> _To do_:
For the string "contributors", search the entries below and copy every line where it appears.

---------------

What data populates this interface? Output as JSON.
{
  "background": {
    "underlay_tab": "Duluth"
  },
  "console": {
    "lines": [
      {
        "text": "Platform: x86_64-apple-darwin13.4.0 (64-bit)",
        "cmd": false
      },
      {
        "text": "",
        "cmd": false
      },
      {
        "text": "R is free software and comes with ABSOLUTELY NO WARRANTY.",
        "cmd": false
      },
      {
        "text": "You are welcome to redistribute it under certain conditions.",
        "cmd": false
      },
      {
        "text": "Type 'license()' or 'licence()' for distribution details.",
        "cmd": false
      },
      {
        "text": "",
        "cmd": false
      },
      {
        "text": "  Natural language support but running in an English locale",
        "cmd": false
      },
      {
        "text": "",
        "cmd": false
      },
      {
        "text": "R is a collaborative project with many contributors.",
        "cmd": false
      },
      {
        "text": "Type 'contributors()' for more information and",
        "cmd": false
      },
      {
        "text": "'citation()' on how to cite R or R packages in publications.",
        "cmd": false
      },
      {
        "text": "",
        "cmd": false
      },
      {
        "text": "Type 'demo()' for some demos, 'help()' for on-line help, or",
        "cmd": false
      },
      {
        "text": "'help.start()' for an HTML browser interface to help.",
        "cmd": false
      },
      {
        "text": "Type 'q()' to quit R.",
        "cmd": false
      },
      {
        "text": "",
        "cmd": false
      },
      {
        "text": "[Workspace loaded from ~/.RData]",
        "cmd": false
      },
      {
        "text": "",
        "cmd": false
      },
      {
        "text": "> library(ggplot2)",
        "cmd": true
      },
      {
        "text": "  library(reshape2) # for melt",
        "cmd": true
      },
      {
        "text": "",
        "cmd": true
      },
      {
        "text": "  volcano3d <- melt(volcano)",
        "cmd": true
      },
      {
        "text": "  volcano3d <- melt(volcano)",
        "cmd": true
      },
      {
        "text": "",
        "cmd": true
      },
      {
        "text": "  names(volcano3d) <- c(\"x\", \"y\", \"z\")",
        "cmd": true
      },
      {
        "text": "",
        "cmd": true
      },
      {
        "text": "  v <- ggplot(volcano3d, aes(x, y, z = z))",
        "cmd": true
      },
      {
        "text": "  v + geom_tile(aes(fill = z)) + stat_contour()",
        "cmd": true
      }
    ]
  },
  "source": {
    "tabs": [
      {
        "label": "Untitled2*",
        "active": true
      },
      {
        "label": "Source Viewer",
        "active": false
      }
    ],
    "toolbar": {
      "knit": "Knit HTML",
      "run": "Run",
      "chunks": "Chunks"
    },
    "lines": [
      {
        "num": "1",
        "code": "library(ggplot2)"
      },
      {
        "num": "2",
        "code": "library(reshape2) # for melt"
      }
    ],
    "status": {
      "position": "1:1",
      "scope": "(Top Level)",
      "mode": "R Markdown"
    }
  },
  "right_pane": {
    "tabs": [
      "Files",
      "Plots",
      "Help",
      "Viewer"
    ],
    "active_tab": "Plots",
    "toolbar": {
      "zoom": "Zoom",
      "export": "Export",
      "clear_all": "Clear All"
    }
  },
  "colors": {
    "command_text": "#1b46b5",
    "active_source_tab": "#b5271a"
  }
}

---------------

> _Answer area_:
        "text": "R is a collaborative project with many contributors.",
        "text": "Type 'contributors()' for more information and",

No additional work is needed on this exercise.